In a programme recorded on location in west Dorset, Michael Berkeley is joined by writer on gardens and landscape Anna Pavord. Her musical choices include Bach, Schubert and Elgar.
Michael Berkeley's guest is Anna Pavord, the distinguished writer about gardens and landscape. Her best-known book is The Tulip, a biography of the bulb that created a mania in the 17th century, but she's written extensively about plants, and places, and spent years as gardening columnist of the Independent. Her latest book "Landskipping: painters, ploughmen and places", is an exploration of how, through the ages, we have responded to the land.

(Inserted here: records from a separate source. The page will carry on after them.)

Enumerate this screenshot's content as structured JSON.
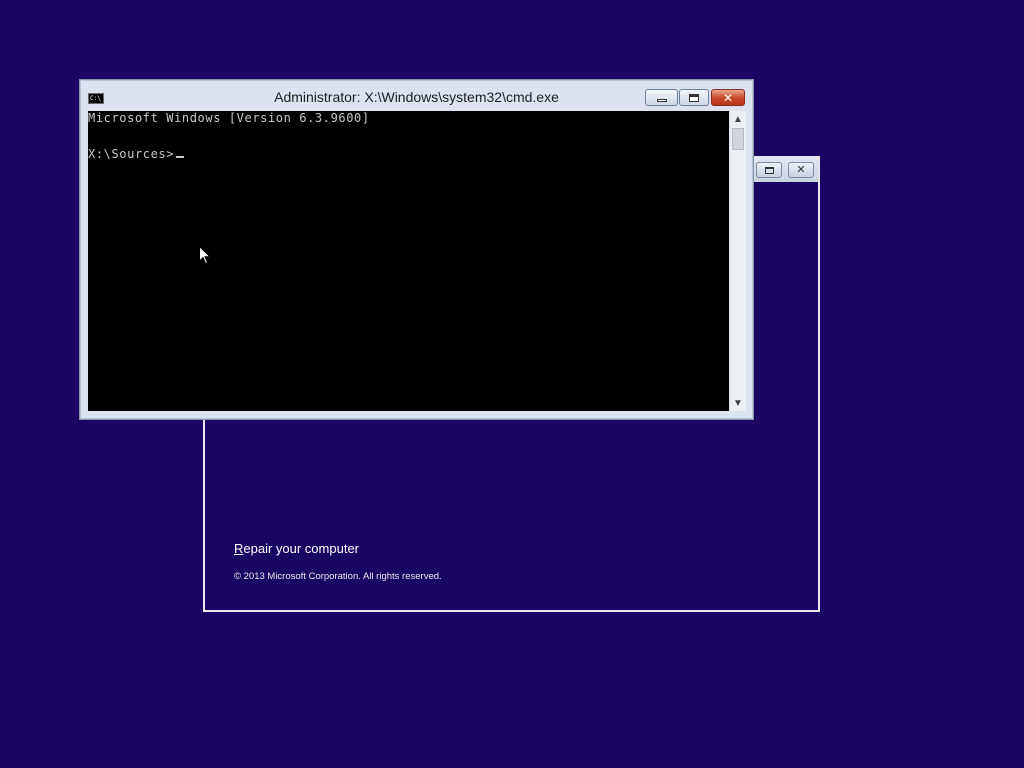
{
  "background_color": "#1a0563",
  "setup_window": {
    "restore_icon": "restore-icon",
    "close_icon": "close-icon",
    "repair_link": {
      "first_letter": "R",
      "rest": "epair your computer"
    },
    "copyright": "© 2013 Microsoft Corporation. All rights reserved."
  },
  "cmd_window": {
    "icon_label": "C:\\",
    "title": "Administrator: X:\\Windows\\system32\\cmd.exe",
    "buttons": {
      "minimize": "minimize-icon",
      "maximize": "maximize-icon",
      "close": "✕"
    },
    "console_lines": {
      "version": "Microsoft Windows [Version 6.3.9600]",
      "prompt": "X:\\Sources>"
    },
    "scrollbar": {
      "up": "▲",
      "down": "▼"
    }
  }
}
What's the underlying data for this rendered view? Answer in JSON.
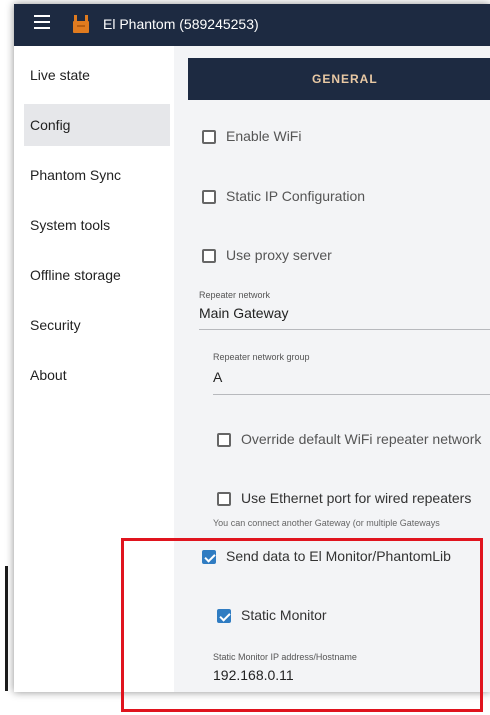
{
  "header": {
    "title": "El Phantom (589245253)",
    "menu_icon": "hamburger-icon",
    "logo_icon": "phantom-logo-icon"
  },
  "sidebar": {
    "items": [
      {
        "label": "Live state"
      },
      {
        "label": "Config",
        "active": true
      },
      {
        "label": "Phantom Sync"
      },
      {
        "label": "System tools"
      },
      {
        "label": "Offline storage"
      },
      {
        "label": "Security"
      },
      {
        "label": "About"
      }
    ]
  },
  "tab": {
    "label": "GENERAL"
  },
  "settings": {
    "enable_wifi": {
      "label": "Enable WiFi",
      "checked": false
    },
    "static_ip": {
      "label": "Static IP Configuration",
      "checked": false
    },
    "proxy": {
      "label": "Use proxy server",
      "checked": false
    },
    "repeater_network": {
      "label": "Repeater network",
      "value": "Main Gateway"
    },
    "repeater_group": {
      "label": "Repeater network group",
      "value": "A"
    },
    "override_wifi": {
      "label": "Override default WiFi repeater network",
      "checked": false
    },
    "ethernet": {
      "label": "Use Ethernet port for wired repeaters",
      "checked": false,
      "helper": "You can connect another Gateway (or multiple Gateways"
    },
    "send_data": {
      "label": "Send data to El Monitor/PhantomLib",
      "checked": true
    },
    "static_monitor": {
      "label": "Static Monitor",
      "checked": true
    },
    "monitor_address": {
      "label": "Static Monitor IP address/Hostname",
      "value": "192.168.0.11"
    }
  },
  "colors": {
    "header_bg": "#1d2a41",
    "tab_text": "#e9c9a4",
    "checkbox_checked": "#2f7cc2",
    "highlight": "#e0141e",
    "logo": "#e07b1f"
  }
}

The programme is recorded on location in the landscape of west Dorset where Anna Pavord has lived, and gardened, for much of her life. She talks about what this landscape means to her, and why it is that we respond to certain kinds of natural beauty. She discusses her scholarly research into landscape mania in the 18th century, and tells moving personal stories too, such as the time she refused morphine after an operation for cancer, discovering that a mask of sweet peas was more effective - and much more pleasurable.

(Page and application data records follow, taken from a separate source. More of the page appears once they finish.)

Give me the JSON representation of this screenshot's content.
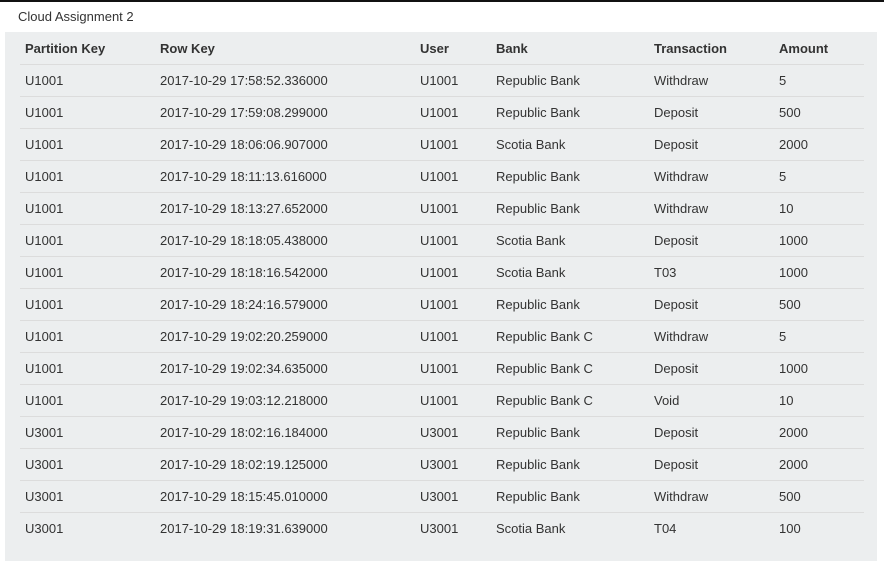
{
  "title": "Cloud Assignment 2",
  "table": {
    "columns": [
      "Partition Key",
      "Row Key",
      "User",
      "Bank",
      "Transaction",
      "Amount"
    ],
    "rows": [
      [
        "U1001",
        "2017-10-29 17:58:52.336000",
        "U1001",
        "Republic Bank",
        "Withdraw",
        "5"
      ],
      [
        "U1001",
        "2017-10-29 17:59:08.299000",
        "U1001",
        "Republic Bank",
        "Deposit",
        "500"
      ],
      [
        "U1001",
        "2017-10-29 18:06:06.907000",
        "U1001",
        "Scotia Bank",
        "Deposit",
        "2000"
      ],
      [
        "U1001",
        "2017-10-29 18:11:13.616000",
        "U1001",
        "Republic Bank",
        "Withdraw",
        "5"
      ],
      [
        "U1001",
        "2017-10-29 18:13:27.652000",
        "U1001",
        "Republic Bank",
        "Withdraw",
        "10"
      ],
      [
        "U1001",
        "2017-10-29 18:18:05.438000",
        "U1001",
        "Scotia Bank",
        "Deposit",
        "1000"
      ],
      [
        "U1001",
        "2017-10-29 18:18:16.542000",
        "U1001",
        "Scotia Bank",
        "T03",
        "1000"
      ],
      [
        "U1001",
        "2017-10-29 18:24:16.579000",
        "U1001",
        "Republic Bank",
        "Deposit",
        "500"
      ],
      [
        "U1001",
        "2017-10-29 19:02:20.259000",
        "U1001",
        "Republic Bank C",
        "Withdraw",
        "5"
      ],
      [
        "U1001",
        "2017-10-29 19:02:34.635000",
        "U1001",
        "Republic Bank C",
        "Deposit",
        "1000"
      ],
      [
        "U1001",
        "2017-10-29 19:03:12.218000",
        "U1001",
        "Republic Bank C",
        "Void",
        "10"
      ],
      [
        "U3001",
        "2017-10-29 18:02:16.184000",
        "U3001",
        "Republic Bank",
        "Deposit",
        "2000"
      ],
      [
        "U3001",
        "2017-10-29 18:02:19.125000",
        "U3001",
        "Republic Bank",
        "Deposit",
        "2000"
      ],
      [
        "U3001",
        "2017-10-29 18:15:45.010000",
        "U3001",
        "Republic Bank",
        "Withdraw",
        "500"
      ],
      [
        "U3001",
        "2017-10-29 18:19:31.639000",
        "U3001",
        "Scotia Bank",
        "T04",
        "100"
      ]
    ]
  },
  "colors": {
    "panel_background": "#eceeef",
    "row_divider": "#dcdcdc",
    "text": "#333333",
    "top_border": "#111111"
  }
}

Walking round her garden, Anna Pavord reflects on the therapeutic value - and marvelous madness - of a life spent gardening.

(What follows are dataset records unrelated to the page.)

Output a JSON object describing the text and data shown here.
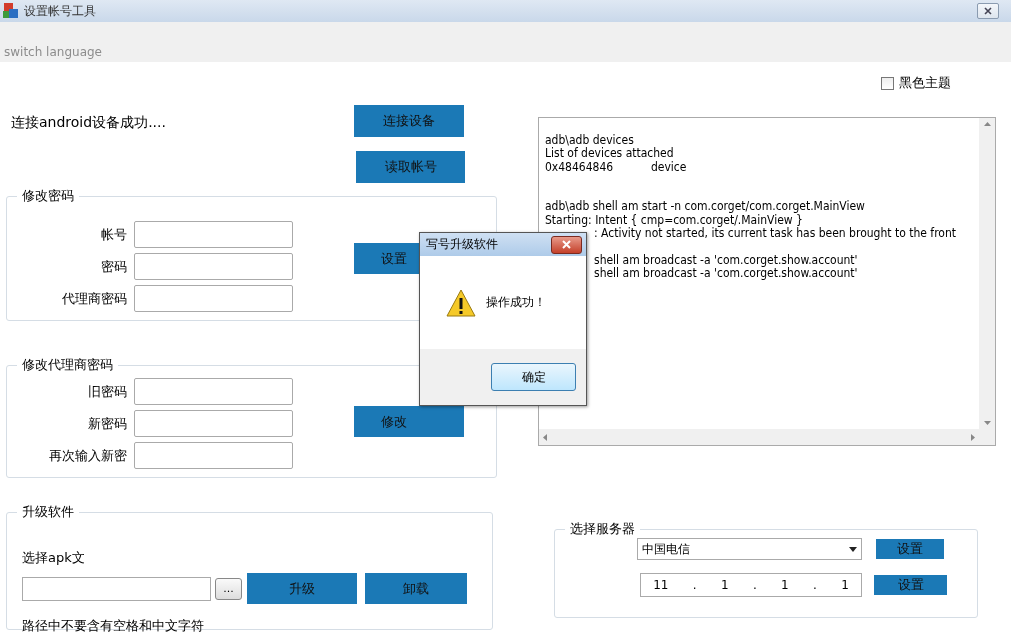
{
  "window": {
    "title": "设置帐号工具"
  },
  "menu": {
    "label": "switch language"
  },
  "theme_checkbox": {
    "label": "黑色主题",
    "checked": false
  },
  "status": "连接android设备成功....",
  "top_buttons": [
    "连接设备",
    "读取帐号"
  ],
  "change_password": {
    "title": "修改密码",
    "fields": [
      {
        "label": "帐号"
      },
      {
        "label": "密码"
      },
      {
        "label": "代理商密码"
      }
    ],
    "button": "设置"
  },
  "change_agent_password": {
    "title": "修改代理商密码",
    "fields": [
      {
        "label": "旧密码"
      },
      {
        "label": "新密码"
      },
      {
        "label": "再次输入新密"
      }
    ],
    "button": "修改"
  },
  "upgrade": {
    "title": "升级软件",
    "file_label": "选择apk文",
    "browse_button": "...",
    "buttons": [
      "升级",
      "卸载"
    ],
    "note": "路径中不要含有空格和中文字符"
  },
  "console": {
    "lines": [
      {
        "kind": "full",
        "text": "adb\\adb devices"
      },
      {
        "kind": "full",
        "text": "List of devices attached"
      },
      {
        "kind": "full",
        "text": "0x48464846           device"
      },
      {
        "kind": "blank"
      },
      {
        "kind": "blank"
      },
      {
        "kind": "full",
        "text": "adb\\adb shell am start -n com.corget/com.corget.MainView"
      },
      {
        "kind": "full",
        "text": "Starting: Intent { cmp=com.corget/.MainView }"
      },
      {
        "kind": "partial",
        "text": ": Activity not started, its current task has been brought to the front"
      },
      {
        "kind": "blank"
      },
      {
        "kind": "partial",
        "text": "shell am broadcast -a 'com.corget.show.account'"
      },
      {
        "kind": "partial",
        "text": "shell am broadcast -a 'com.corget.show.account'"
      }
    ]
  },
  "server": {
    "title": "选择服务器",
    "dropdown": "中国电信",
    "ip": [
      "11",
      ".",
      "1",
      ".",
      "1",
      ".",
      "1"
    ],
    "buttons": [
      "设置",
      "设置"
    ]
  },
  "dialog": {
    "title": "写号升级软件",
    "message": "操作成功！",
    "button": "确定"
  }
}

Music choices include the Welsh Hymn Cwm Rhondda; the poet R.S.Thomas reading his own work; Bach's Wedding Cantata; two pieces by Schubert; Elgar's Cello Concerto - and a 1929 recording by Cleo Gibson: "I've got Ford engine movements in my hips".